DATA FOR REVIEW: Begin

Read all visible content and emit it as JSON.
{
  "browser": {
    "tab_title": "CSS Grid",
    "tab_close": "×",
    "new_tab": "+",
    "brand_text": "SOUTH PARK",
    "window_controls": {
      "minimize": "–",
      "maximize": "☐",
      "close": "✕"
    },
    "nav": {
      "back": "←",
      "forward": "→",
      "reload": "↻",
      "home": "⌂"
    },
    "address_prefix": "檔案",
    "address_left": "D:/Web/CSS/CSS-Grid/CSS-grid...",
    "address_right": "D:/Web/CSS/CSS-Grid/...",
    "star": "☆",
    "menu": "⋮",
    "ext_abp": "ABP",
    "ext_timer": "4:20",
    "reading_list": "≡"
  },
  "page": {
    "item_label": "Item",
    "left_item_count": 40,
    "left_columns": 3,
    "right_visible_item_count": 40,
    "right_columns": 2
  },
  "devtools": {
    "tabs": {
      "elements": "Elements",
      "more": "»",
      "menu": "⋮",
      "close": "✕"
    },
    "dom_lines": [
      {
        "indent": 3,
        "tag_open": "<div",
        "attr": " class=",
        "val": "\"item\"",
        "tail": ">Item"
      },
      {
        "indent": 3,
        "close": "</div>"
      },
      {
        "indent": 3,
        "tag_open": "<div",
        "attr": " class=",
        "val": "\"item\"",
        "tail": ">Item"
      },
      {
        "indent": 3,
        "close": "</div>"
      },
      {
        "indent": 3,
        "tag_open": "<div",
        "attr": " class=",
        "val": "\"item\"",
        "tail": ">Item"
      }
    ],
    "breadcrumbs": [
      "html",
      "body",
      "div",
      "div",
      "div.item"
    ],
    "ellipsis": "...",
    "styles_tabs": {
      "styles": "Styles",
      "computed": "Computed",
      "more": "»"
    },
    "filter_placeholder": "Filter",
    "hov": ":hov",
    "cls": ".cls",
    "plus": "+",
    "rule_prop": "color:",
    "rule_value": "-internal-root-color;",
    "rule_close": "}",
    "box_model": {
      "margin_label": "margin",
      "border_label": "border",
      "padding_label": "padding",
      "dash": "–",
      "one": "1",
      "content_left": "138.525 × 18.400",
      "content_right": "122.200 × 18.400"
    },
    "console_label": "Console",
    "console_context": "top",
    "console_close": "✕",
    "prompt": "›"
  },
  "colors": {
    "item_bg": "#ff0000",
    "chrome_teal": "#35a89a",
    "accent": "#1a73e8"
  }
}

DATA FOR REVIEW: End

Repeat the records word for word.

EXERCISE ANSWER:
Read all visible content and emit it as JSON.
{
  "browser": {
    "tab_title": "CSS Grid",
    "tab_close": "×",
    "new_tab": "+",
    "brand_text": "SOUTH PARK",
    "window_controls": {
      "minimize": "–",
      "maximize": "☐",
      "close": "✕"
    },
    "nav": {
      "back": "←",
      "forward": "→",
      "reload": "↻",
      "home": "⌂"
    },
    "address_prefix": "檔案",
    "address_left": "D:/Web/CSS/CSS-Grid/CSS-grid...",
    "address_right": "D:/Web/CSS/CSS-Grid/...",
    "star": "☆",
    "menu": "⋮",
    "ext_abp": "ABP",
    "ext_timer": "4:20",
    "reading_list": "≡"
  },
  "page": {
    "item_label": "Item",
    "left_item_count": 40,
    "left_columns": 3,
    "right_visible_item_count": 40,
    "right_columns": 2
  },
  "devtools": {
    "tabs": {
      "elements": "Elements",
      "more": "»",
      "menu": "⋮",
      "close": "✕"
    },
    "dom_lines": [
      {
        "indent": 3,
        "tag_open": "<div",
        "attr": " class=",
        "val": "\"item\"",
        "tail": ">Item"
      },
      {
        "indent": 3,
        "close": "</div>"
      },
      {
        "indent": 3,
        "tag_open": "<div",
        "attr": " class=",
        "val": "\"item\"",
        "tail": ">Item"
      },
      {
        "indent": 3,
        "close": "</div>"
      },
      {
        "indent": 3,
        "tag_open": "<div",
        "attr": " class=",
        "val": "\"item\"",
        "tail": ">Item"
      }
    ],
    "breadcrumbs": [
      "html",
      "body",
      "div",
      "div",
      "div.item"
    ],
    "ellipsis": "...",
    "styles_tabs": {
      "styles": "Styles",
      "computed": "Computed",
      "more": "»"
    },
    "filter_placeholder": "Filter",
    "hov": ":hov",
    "cls": ".cls",
    "plus": "+",
    "rule_prop": "color:",
    "rule_value": "-internal-root-color;",
    "rule_close": "}",
    "box_model": {
      "margin_label": "margin",
      "border_label": "border",
      "padding_label": "padding",
      "dash": "–",
      "one": "1",
      "content_left": "138.525 × 18.400",
      "content_right": "122.200 × 18.400"
    },
    "console_label": "Console",
    "console_context": "top",
    "console_close": "✕",
    "prompt": "›"
  },
  "colors": {
    "item_bg": "#ff0000",
    "chrome_teal": "#35a89a",
    "accent": "#1a73e8"
  }
}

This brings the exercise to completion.